■ **Task directions**: Your copy should repeat each record exactly and contain none of the pictures.

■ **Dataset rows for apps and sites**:
★ ★ ★ ★ ★
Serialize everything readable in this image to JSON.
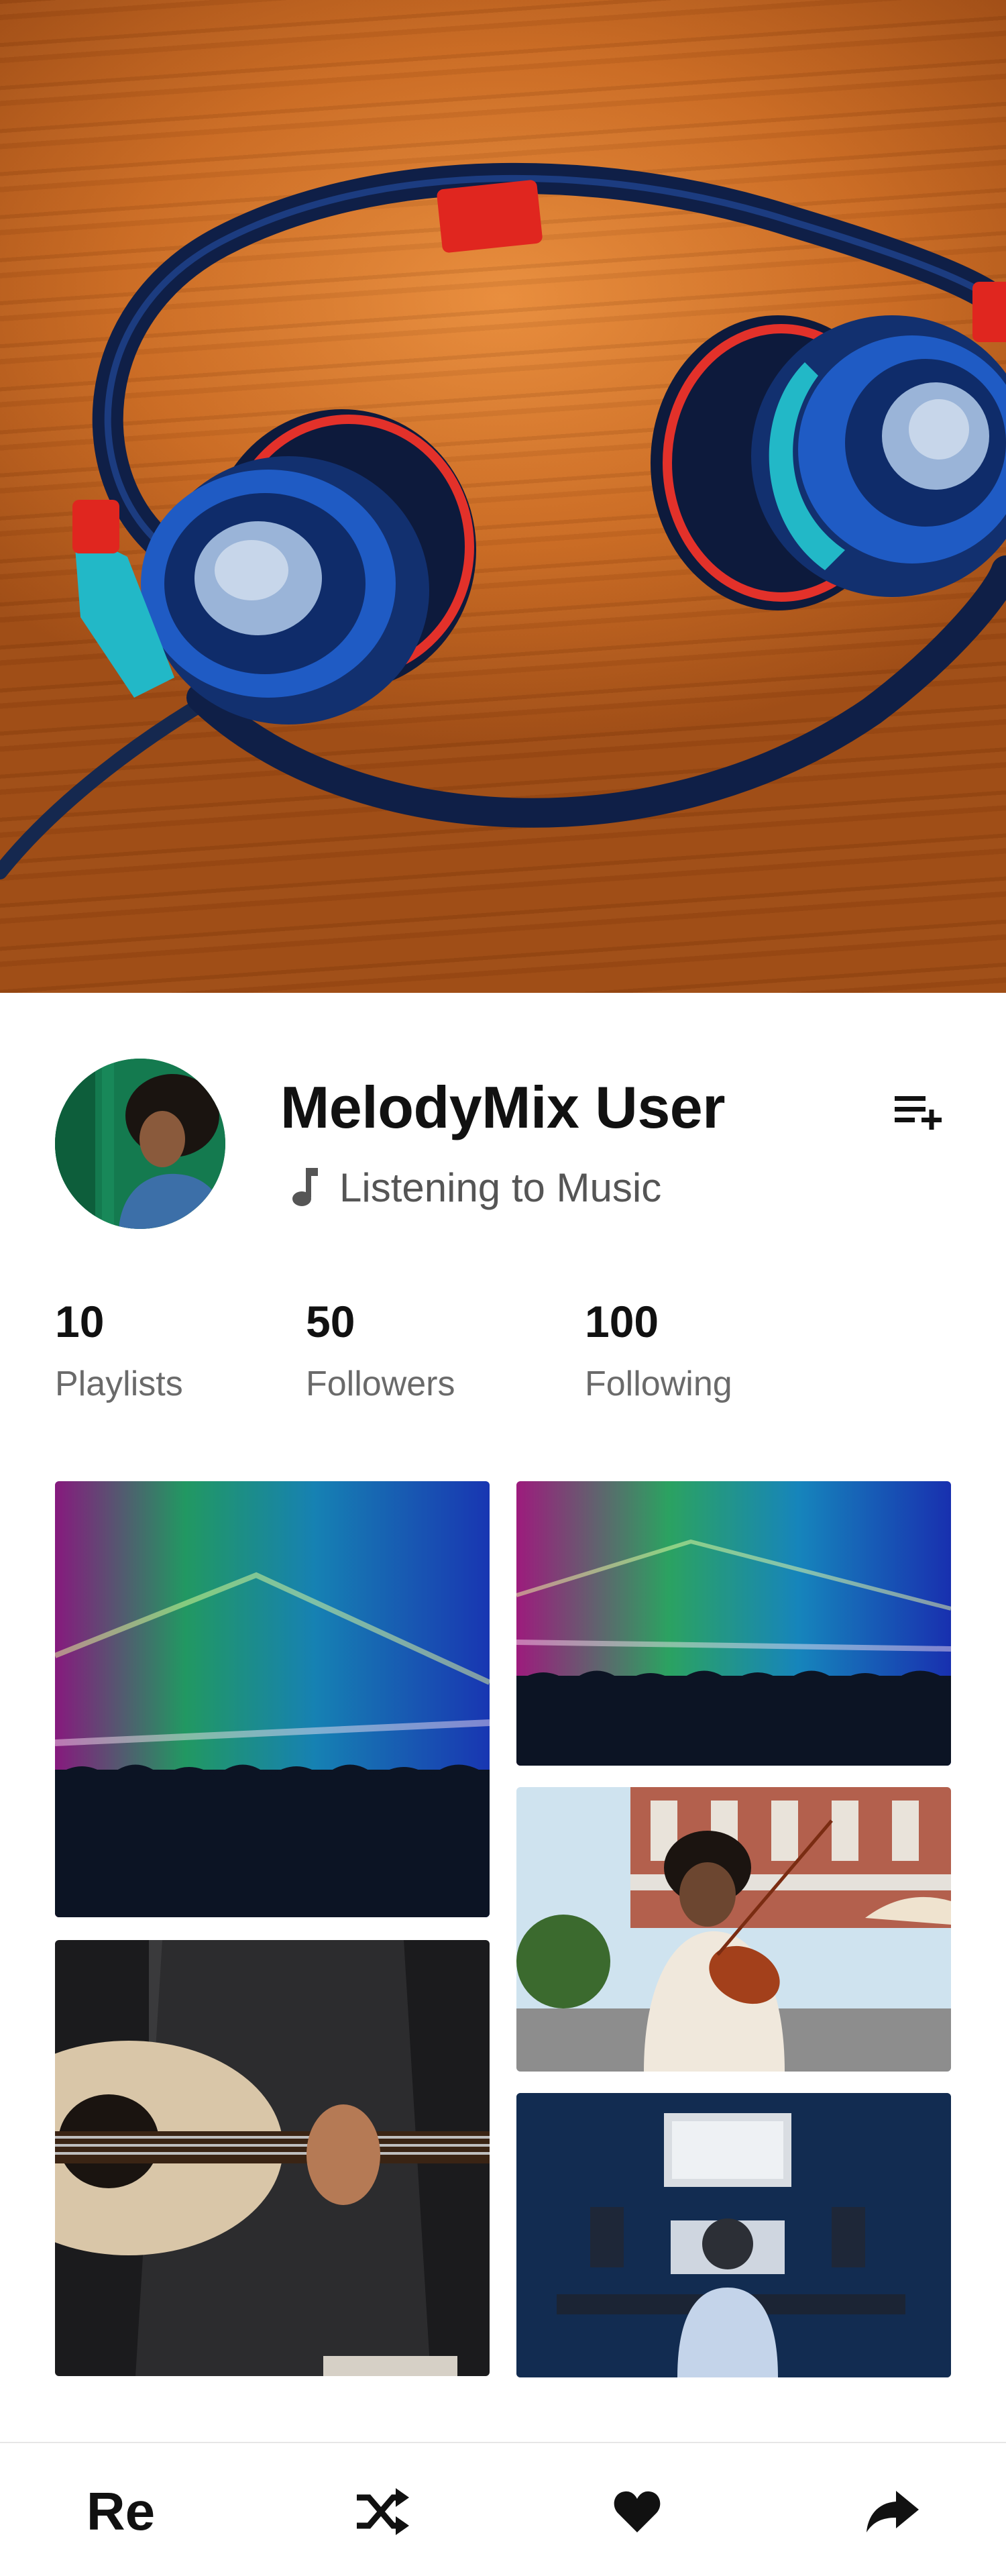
{
  "profile": {
    "name": "MelodyMix User",
    "status": "Listening to Music"
  },
  "stats": [
    {
      "value": "10",
      "label": "Playlists"
    },
    {
      "value": "50",
      "label": "Followers"
    },
    {
      "value": "100",
      "label": "Following"
    }
  ],
  "bottom_bar": {
    "left_label": "Re"
  },
  "icons": {
    "queue": "playlist-add-icon",
    "status": "music-note-icon",
    "shuffle": "shuffle-icon",
    "like": "heart-icon",
    "share": "share-icon"
  },
  "colors": {
    "text_primary": "#111111",
    "text_secondary": "#6a6a6a",
    "divider": "#e6e6e6"
  }
}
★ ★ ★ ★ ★
■ **Response to the exercise**:
Serialize everything readable in this image to JSON.
{
  "profile": {
    "name": "MelodyMix User",
    "status": "Listening to Music"
  },
  "stats": [
    {
      "value": "10",
      "label": "Playlists"
    },
    {
      "value": "50",
      "label": "Followers"
    },
    {
      "value": "100",
      "label": "Following"
    }
  ],
  "bottom_bar": {
    "left_label": "Re"
  },
  "icons": {
    "queue": "playlist-add-icon",
    "status": "music-note-icon",
    "shuffle": "shuffle-icon",
    "like": "heart-icon",
    "share": "share-icon"
  },
  "colors": {
    "text_primary": "#111111",
    "text_secondary": "#6a6a6a",
    "divider": "#e6e6e6"
  }
}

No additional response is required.